T-Mobile US and Sprint Win Antitrust Approval

A deal born of necessity

After a lengthy and often painful process, the department of justice (DoJ) has finally signed off on the $26 billion merger of Sprint and T-Mobile in the US, in the process paving the way for a new fourth carrier in Dish Network. The newly combined entity must divest Sprint’s prepaid business including Boost Mobile, Virgin Mobile, and Sprint’s branded prepaid service to Dish Network — businesses with about 9.3 million customers in total.

Dish Network also benefits from 14 MHz of Sprint’s 800 MHz spectrum at a cost of $3.6 billion, and gets access to the new T-Mobile network for seven years. This will be supported by Dish Network’s independent 5G network, which will be required to cover at least 70% of the population by 14 June 2023. Although the deal still faces a final obstacle in the form of a lawsuit from 13 state attorneys and can’t be finalized until resolved, approval from the DoJ is a defining moment for the US mobile market.

The deal is as divisive as ever, as those who have long opposed the move on competition grounds argue that the government is arbitrarily dictating the winners and losers by mandating spectrum divesture and cooperation agreements between the new T-Mobile and Dish Network.

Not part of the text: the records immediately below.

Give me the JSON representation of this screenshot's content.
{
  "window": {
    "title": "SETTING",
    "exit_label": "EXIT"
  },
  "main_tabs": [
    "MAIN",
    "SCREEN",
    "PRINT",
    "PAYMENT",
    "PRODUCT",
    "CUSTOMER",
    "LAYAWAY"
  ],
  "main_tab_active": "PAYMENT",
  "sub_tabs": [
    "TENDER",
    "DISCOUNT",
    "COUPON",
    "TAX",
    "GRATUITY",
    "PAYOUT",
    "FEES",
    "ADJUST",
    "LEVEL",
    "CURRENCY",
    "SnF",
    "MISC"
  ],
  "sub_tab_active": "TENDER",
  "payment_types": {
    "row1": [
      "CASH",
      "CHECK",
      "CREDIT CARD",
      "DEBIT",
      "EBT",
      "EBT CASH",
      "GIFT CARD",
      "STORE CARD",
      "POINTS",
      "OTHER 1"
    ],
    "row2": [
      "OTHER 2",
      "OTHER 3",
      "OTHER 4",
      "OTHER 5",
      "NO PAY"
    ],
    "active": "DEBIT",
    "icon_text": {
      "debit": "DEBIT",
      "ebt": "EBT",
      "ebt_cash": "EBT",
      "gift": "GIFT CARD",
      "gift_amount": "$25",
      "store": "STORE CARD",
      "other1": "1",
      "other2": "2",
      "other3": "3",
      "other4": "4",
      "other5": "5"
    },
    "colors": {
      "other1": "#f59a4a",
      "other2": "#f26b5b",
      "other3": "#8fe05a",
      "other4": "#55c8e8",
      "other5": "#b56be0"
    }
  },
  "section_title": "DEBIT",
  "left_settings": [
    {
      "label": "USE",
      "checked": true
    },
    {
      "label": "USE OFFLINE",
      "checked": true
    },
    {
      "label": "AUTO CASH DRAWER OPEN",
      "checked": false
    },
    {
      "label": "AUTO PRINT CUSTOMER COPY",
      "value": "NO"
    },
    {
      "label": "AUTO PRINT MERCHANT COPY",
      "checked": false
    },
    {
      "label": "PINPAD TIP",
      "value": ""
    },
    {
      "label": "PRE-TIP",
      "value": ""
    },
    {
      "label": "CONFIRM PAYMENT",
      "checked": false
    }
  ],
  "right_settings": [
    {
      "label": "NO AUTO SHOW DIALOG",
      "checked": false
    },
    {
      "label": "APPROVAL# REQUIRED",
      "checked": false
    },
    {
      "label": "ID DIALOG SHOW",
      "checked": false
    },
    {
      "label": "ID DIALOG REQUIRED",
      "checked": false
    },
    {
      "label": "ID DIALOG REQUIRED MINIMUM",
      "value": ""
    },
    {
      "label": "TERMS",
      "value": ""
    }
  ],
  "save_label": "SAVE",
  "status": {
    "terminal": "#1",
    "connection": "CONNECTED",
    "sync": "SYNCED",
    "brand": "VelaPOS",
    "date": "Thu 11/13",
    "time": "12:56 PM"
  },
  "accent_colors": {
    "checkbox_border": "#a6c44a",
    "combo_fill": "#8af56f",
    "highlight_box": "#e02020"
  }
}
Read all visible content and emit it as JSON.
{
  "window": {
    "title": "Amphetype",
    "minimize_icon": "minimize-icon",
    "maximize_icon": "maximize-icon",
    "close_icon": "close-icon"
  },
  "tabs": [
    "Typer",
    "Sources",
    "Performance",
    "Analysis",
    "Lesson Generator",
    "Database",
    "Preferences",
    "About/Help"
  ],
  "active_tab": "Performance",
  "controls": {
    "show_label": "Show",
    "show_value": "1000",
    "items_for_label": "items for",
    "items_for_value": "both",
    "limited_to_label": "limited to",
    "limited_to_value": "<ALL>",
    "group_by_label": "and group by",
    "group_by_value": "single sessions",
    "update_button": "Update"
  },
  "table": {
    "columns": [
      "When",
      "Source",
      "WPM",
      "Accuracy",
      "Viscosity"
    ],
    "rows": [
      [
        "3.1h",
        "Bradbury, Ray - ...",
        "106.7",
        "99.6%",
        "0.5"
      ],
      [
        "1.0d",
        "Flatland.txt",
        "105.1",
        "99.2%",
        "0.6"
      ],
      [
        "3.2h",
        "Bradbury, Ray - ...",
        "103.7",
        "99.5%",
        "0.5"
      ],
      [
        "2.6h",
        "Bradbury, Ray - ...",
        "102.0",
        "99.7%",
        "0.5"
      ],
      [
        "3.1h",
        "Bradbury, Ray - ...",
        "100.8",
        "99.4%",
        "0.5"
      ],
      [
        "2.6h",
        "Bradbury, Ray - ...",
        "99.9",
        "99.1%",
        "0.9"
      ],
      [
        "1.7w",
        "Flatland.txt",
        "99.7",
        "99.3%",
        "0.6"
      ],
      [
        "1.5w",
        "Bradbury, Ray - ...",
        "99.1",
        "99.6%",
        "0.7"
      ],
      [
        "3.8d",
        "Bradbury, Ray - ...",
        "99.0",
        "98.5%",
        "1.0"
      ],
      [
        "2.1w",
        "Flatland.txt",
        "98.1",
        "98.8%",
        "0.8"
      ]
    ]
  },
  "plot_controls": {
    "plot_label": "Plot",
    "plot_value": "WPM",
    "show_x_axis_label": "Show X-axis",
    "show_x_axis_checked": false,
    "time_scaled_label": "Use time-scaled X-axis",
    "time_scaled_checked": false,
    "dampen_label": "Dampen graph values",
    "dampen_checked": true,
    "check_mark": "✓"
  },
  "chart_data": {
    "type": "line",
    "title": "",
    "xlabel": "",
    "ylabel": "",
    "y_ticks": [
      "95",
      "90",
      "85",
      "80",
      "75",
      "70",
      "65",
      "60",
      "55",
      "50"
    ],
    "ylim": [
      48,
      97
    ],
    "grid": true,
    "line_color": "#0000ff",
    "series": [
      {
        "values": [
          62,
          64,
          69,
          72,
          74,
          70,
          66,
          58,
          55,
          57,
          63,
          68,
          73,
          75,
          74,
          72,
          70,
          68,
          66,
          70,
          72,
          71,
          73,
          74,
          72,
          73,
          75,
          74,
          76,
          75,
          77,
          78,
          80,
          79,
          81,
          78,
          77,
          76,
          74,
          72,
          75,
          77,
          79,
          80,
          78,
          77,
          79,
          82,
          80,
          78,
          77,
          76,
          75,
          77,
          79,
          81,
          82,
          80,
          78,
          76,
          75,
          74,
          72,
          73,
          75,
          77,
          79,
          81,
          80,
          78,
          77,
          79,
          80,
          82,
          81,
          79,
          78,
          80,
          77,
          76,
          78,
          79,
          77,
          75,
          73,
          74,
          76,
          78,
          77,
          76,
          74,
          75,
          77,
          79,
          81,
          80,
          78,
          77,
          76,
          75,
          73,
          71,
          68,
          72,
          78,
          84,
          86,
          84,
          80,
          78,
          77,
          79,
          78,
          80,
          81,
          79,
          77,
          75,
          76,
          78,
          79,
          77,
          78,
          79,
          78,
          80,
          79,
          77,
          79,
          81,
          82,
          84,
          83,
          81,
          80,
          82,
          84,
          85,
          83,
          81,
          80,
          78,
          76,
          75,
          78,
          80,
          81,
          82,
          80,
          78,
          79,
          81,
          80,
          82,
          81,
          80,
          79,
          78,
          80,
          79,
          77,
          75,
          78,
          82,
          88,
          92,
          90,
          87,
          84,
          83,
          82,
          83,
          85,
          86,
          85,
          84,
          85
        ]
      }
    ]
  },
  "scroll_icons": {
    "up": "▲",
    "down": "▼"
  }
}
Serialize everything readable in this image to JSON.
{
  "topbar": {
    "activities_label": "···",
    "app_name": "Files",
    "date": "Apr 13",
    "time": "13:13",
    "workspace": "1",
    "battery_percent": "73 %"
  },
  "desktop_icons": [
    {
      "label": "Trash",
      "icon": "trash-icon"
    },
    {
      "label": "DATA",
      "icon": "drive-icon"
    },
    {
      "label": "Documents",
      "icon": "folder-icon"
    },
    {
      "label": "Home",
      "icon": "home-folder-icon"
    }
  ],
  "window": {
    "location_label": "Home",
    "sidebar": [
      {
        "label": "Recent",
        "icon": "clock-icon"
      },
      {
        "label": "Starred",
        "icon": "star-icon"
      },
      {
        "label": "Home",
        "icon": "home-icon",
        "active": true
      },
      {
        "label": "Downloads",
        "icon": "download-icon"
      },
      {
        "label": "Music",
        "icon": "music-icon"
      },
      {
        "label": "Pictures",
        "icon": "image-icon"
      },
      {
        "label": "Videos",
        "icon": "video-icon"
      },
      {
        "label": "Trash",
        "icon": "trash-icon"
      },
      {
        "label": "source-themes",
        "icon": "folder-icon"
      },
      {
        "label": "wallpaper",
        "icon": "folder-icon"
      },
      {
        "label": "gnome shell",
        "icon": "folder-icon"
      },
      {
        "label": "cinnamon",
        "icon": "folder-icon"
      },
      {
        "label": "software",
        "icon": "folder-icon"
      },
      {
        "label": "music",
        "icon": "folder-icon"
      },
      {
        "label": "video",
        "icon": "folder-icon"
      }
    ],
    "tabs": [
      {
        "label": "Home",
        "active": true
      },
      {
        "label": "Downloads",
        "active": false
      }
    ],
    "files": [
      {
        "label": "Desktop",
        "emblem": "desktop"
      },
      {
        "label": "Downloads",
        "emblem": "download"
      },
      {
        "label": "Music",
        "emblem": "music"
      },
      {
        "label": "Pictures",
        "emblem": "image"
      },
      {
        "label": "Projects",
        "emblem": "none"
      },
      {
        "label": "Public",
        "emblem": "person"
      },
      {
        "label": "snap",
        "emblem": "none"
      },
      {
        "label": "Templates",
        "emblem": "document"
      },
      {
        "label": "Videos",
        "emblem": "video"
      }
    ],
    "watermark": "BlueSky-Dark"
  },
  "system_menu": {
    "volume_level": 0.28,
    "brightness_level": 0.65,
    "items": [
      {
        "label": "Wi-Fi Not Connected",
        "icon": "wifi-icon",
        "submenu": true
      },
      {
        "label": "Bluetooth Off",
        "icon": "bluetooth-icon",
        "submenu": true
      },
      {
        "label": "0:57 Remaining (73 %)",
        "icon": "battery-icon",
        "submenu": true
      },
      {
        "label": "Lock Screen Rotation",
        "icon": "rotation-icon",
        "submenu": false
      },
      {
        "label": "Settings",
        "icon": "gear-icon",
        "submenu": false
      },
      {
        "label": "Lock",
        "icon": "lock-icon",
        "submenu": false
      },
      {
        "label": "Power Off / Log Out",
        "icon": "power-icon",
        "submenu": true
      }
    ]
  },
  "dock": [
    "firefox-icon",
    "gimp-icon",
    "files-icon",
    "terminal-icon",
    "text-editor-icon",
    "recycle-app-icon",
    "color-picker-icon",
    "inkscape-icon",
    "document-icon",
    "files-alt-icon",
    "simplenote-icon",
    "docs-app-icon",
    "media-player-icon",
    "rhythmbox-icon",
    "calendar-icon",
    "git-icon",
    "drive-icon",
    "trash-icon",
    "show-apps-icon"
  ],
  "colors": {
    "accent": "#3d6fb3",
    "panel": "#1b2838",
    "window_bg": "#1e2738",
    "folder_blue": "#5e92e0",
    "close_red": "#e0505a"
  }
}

The reality is that the outcome is born of necessity. CCS Insight has long argued that the regulator has doggedly focussed on the importance of maintaining four players for the good of competition. However, as the competitive landscape has diversified and intensified, this perspective became increasingly short-sighted, failing to reconcile the reality of spectrum and network investment. With 5G further increasing the cost of competition, the status quo was unsustainable (see Instant Insight: T-Mobile and Sprint Agree Merger Deal). Having four players in the market doesn’t benefit consumers if two are dominant, one is a distant third and the fourth is struggling to survive. Despite Sprint’s spectrum strength in 2.5 GHz spectrum, its weak investment position meant its situation was unsustainable.

This deal ensures the market has three competitively matched rivals and fulfils the brief of a fourth challenger. The DoJ has been meticulous in ensuring the new T-Mobile doesn’t become overwhelmingly strong and end several years of competition and falling prices for consumers. The divestment of the prepaid business and 14 MHz of 800 MHz spectrum to Dish Network, along with a mandatory network-sharing agreement and a pledge by T-Mobile not to raise prices for three years underlines the commitment to ensure ongoing competition and the will of all sides to complete the deal.

Although this level of interference isn’t ideal, it was a necessary step to reach a sustainable compromise. The widely overlooked inclusion of a provision for T-Mobile to use Dish Network’s unused 600 MHz spectrum and the requirement to use e-SIM to enable easy switching between providers highlight the level of detail that has been pursued. Moreover, it reveals the determination to create a market structure that fosters sustainable competition.

How this will manifest itself in practice remains to be seen. T-Mobile is on a new competitive footing and is now a significant contender to AT&T and Verizon, and this is the outcome that matters. The success of Dish Network is far more uncertain and its self-claimed ability to now “disrupt incumbents and their legacy networks” is questionable.

The bolstering of Dish Network to maintain the competitive balance of four US carriers was necessary only to consolidate the legacy networks into three largely competitive businesses. It’s difficult to envision Dish Network operating any more effectively as a fourth-placed challenger than Sprint managed in the years after SoftBank’s investment in 2013. The deal gives Dish Network little more than a fighting chance, but presents T-Mobile with the opportunity it has sought for years.